It’s long been understood that early disease detection is the key to successful treatments. But annual checkups with a doctor might not be frequent enough to help. So imagine if you could forego a trip to the doctor’s office and detect any disease with a simple urine or saliva test at home.
Of course this has been the aim of lab-on-a-chip technologies for years now, but now scientists at IBM Research may have tipped the scales in the technology that could make such at-home tests real.
In cross-disciplinary research described in the journal Nature Nanotechnology, a team at IBM led by research scientist Joshua Smith and Gustavo Stolovitzky, program director of IBM Translational Systems Biology and Nanobiotechnology, has been able to retool silicon-based technologies to create a diagnostic device that can separate viruses, DNA, and other nanoscale-size biological targets from saliva or urine. This could enable the device to detect the presence of diseases before any physical symptoms are visible.
Of course, the separation of nanoscale particles has been possible for years in various forms, such as ultracentrifugation, gel electrophoresis, chromatography, or filtration. These approaches all come with compromises: Centrifugation and chromatography can be very precise but require expensive machinery and trained technicians; gels and filter media are cheap and easy to use but are less precise and more difficult to recover samples from.
The basis of the IBM team’s approach is something called deterministic lateral displacement (DLD) separation technology, which was first developed in 2004. DLD is a microfluidic process that uses the laminar flow of fluid through a field of tiny posts to separate particles based on size.
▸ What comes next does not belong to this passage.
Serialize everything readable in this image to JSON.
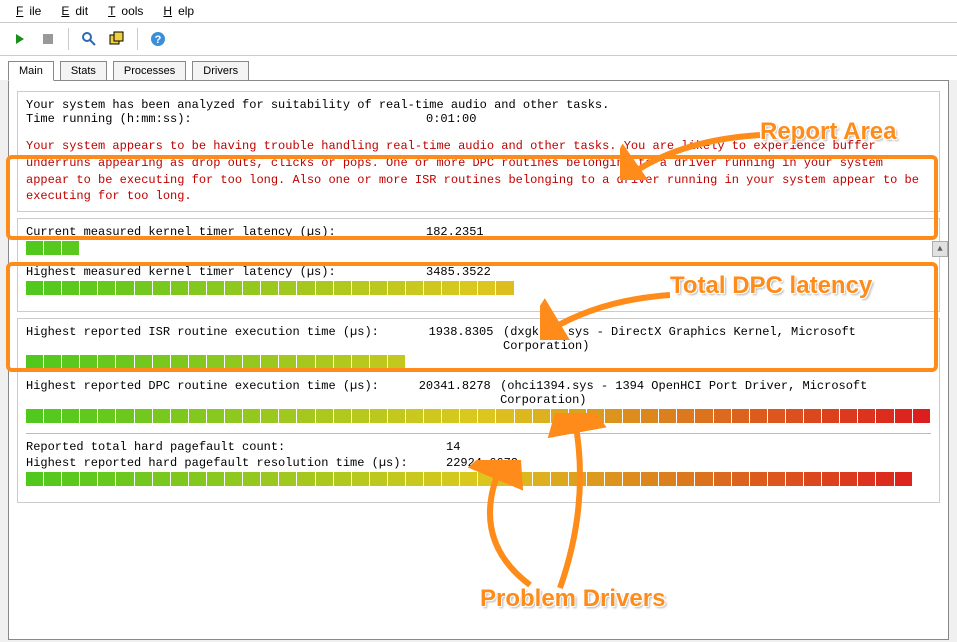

In this array of pillars, the separation occurs because the smaller particles are moving in the direction of the fluid, while the larger particles get deflected along the direction of pillar asymmetry. This sorting makes it possible to isolate, detect, and analyze the particles downstream.
DLD has been used to sort and separate micrometer-scale organisms, like parasites, but it has never been used for sorting nanoscale targets, like viruses. (See Jonas Tegenfeldt and Stefan Holms’s video below.)
With nanoscale DLD, the researchers can take a liquid sample and pass it through a silicon chip especially designed with an array of asymmetric pillars. This pillar array separates particles by size down to a resolution within tens of nanometers.
Smith explained the new device in an email interview with IEEE Spectrum:
“What we have done is to use IBM’s vast knowledge and capabilities in silicon nanotechnology, applying it to healthcare, to dramatically scale deterministic lateral displacement (DLD) separation technology beyond what others have been able to achieve.
“Piggy-backing on silicon technology lends itself to high-volume manufacturing, which lowers costs and allows more ubiquitous use in medicine and diagnostic technologies. In addition, nanoscale DLD provides high-fidelity separation of nano-colloids and requires minimal training to operate. This lowers the barrier to entry for researchers wanting high-precision separation technology.”
To test their technology, the researchers targeted exosomes, which are 30- to 100-nanometer structures containing protein and genetic material that are present in many if not all biological fluids and that may play a role in blood coagulation, among other things. Exosomes serve as biomarkers for detecting cancers and other diseases.
Smith and his colleague Benjamin Wunsch, a surface chemist with IBM’s Nanotechnology Group, explained that the main challenges in producing this device were with fabrication, nanofluidics, and biochemistry:
“First off, it was a major challenge to make the pillar structure and gap sizes down to 25 nanometers with high aspect ratios. This required innovations in process engineering. Also, micro-fabricated silicon is not a natural environment for bioparticles, so a tremendous amount of work on varying the surface chemistry was required to achieve compatibility with exosomes. Lastly, in operating at the nanoscale, new phenomena emerge that are not present in microfluidic devices, and this required substantial testing and development of a physical model to both understand and control the separation process.”
While news surrounding the device has focused on detecting the Zika virus, that was not its main purpose. However, this nanoseparation technology will be able to detect it, because at 40 nm, the virus is within the device’s limits.
“Currently we can separate, fractionate, and collect samples downstream, and we are working on incorporating detection modules,” says Smith. “Off-chip sequencing of individual exosomes may help further the understanding of exosome biology and their role in disease. ” IBM will work with Mount Sinai Hospital in New York City “to validate if our lab-on-a-chip technology can pick up exosomes with prostate cancer–specific biomarkers in patient liquid biopsies,” he adds.
The IBM team believe that within a year it will be possible to determine whether this device can sort and detect viruses from biological fluids, the key requirements for generating a mobile, easy-to-use, and rapid diagnostic platform.
“We also will continue to push the size limit of particle separation to access the sub-10 nm particle regime,” says Smith.
Dexter Johnson is a contributing editor at IEEE Spectrum, with a focus on nanotechnology.